New Delhi: Scientists all over the world are working on better understanding the SARS-CoV-2 virus to arrive at more effective treatment protocols.
Here’s a round up of some of the latest scientific findings on Covid-19 from across the world.
Some languages could increase Covid risk
Speaking in languages that use more aspirated consonants — which are pronounced by a forceful expulsion of air — may lead to increased spread of Covid-19, according to researchers from the RUDN University in Russia.
The virus primarily spreads through droplets of liquid from the respiratory passages of an infected person. The disease spreads faster through coughing or sneezing. However, a regular conversation can also lead to infection, and the amount of droplets produced depends on the sounds pronounced by an infected speaker.
In a paper published in the journal Medical Hypothesis, researchers suggest that sounds that add the most to the spread of Covid-19 and other viruses, may include aspirated consonants, such as ‘p’, ‘t’, and ‘k’ in the English language.
Research on past virus outbreaks has also suggested a correlation between the spread of infections and the language spoken by an infected people.
In 2003, after the outbreak of SARS-CoV-1 in South China, over 8,000 cases were registered in 26 countries. The US accounted for 70 of them, but Japan did not have a single patient, despite the fact that the number of Japanese tourists in China at the time was much higher than US travellers.
Some scientists suggested that this was because the staff of Chinese stores spoke to US tourists in English, and to Japanese guests in Japanese.
Researchers from RUDN University found a similar correlation for Covid-19. However, they say it is difficult to experimentally prove this hypotheses.
Rapid test that can help diagnose Covid with a smartphone in 30 minutes
US scientists have created a rapid Covid-19 molecular test with a portable instrument that gives results in 30 minutes and can be used with a smartphone. This test could allow the infection to be diagnosed without a lab.
The test can also allow screening for Covid-19 at public events, auditoriums, and large gatherings, the researchers said.
Currently, the tests for SARS-CoV-2 requires a lab technician to take a sample from nasal and throat swabs, put that swab into a solution and send it to a lab for a multistep process of extracting, isolating and multiplying the RNA inside the virus.
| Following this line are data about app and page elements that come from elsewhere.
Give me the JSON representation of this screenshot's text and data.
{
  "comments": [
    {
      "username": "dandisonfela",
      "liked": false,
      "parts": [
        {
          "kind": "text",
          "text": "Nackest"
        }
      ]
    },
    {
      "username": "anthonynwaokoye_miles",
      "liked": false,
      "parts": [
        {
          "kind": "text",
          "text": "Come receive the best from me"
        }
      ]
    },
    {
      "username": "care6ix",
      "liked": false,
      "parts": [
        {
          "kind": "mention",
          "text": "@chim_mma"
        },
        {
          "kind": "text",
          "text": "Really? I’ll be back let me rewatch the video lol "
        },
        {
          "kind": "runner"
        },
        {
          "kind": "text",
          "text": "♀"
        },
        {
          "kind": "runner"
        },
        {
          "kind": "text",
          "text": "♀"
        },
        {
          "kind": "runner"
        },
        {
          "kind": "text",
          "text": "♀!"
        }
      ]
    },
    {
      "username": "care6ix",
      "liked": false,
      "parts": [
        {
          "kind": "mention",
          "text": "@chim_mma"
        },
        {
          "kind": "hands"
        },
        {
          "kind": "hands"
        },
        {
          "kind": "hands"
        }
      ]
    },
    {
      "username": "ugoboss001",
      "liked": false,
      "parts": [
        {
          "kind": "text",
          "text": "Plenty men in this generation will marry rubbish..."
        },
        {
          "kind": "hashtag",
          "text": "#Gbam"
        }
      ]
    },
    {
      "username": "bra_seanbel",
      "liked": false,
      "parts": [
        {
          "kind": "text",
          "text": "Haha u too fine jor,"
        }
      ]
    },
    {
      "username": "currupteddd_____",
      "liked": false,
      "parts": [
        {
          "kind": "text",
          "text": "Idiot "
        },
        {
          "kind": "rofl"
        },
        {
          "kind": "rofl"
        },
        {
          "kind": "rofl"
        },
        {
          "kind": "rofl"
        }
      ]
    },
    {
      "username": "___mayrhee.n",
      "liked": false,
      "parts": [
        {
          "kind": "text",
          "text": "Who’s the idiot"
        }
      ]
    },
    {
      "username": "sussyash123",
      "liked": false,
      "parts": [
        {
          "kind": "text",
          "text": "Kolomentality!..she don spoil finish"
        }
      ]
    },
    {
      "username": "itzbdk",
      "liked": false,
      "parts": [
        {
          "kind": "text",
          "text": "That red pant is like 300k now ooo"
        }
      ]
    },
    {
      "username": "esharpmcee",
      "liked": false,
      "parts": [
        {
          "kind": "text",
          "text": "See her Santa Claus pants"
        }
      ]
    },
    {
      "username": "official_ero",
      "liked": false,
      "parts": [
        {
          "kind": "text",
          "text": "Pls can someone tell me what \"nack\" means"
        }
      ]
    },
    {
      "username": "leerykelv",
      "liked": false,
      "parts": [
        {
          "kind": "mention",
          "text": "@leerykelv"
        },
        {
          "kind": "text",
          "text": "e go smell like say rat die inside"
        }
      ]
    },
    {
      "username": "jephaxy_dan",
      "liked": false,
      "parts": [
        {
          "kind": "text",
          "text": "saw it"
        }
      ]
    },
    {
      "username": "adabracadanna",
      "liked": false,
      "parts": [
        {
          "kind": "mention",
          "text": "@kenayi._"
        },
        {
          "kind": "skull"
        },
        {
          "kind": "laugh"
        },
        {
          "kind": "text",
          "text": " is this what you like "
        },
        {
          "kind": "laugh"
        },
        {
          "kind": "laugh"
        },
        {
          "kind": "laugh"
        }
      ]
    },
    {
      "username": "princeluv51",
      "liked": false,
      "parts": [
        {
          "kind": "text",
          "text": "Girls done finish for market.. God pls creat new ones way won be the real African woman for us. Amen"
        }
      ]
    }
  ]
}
This RNA multiplication process, called RT-PCR, requires specialised equipment and trained personnel.
The new device, described in the journal Proceedings of the National Academy of Sciences, uses a simpler process called loop-mediated isothermal amplification (LAMP), which bypasses the RNA extraction and purification steps.
Asthma patients not at increased risk of severe Covid-19
Scientists have now confirmed that people with asthma are not at an increased risk of developing severe complications from Covid-19, contrary to what was initially believed.
For a study published in the Annals of the American Thoracic Society, researchers looked at data from peer-reviewed studies, and compared the prevalence of asthma among patients hospitalised for Covid-19 with the prevalence of asthma in the corresponding population.
They also analysed the medical records of 436 hospitalised Covid-19 patients to evaluate the likelihood that patients with asthma would be intubated more often than patients without asthma.
The researchers found that the proportion of asthmatics among hospitalised patients with Covid-19 was relatively similar to the asthma prevalence in each study site’s population.
Anonymised cell phone data can help predict Covid-19 spread
Researchers show that changes in cell phone activity in workplaces, transit stations, retail locations, and at places of residence can predict potential spike in Covid-19 in an area.
The study, published in JAMA Internal Medicine, suggests that cell phone location data can help public health officials identify and monitor areas at greatest risk of rapid spread of Covid-19.
For the study, the team looked at anonymous cell phone location data, publicly available via Google, and incidence of Covid-19 for more than 2,500 US counties between January and May 2020.
They found that changes in cell phone activity in workplaces, transit stations, retail locations, and at places of residence were associated with Covid-19 incidence.
New scoring system to aid Covid-19 diagnosis
Egyptians scientists have developed a new scoring system to help doctors classify suspected Covid-19 patients in order to determine who would require a follow-up, home isolation, quarantine or further investigations.
The proposed scoring system, takes into account the evidence of exposure, symptoms and and other clinical data, if available.
The score can be calculated in a few minutes. According to researchers, collecting nasal and swab specimens from all suspected patients can be costly, given the extent of the spread of the disease. Instead the scoring system can help prioritise who should be tested.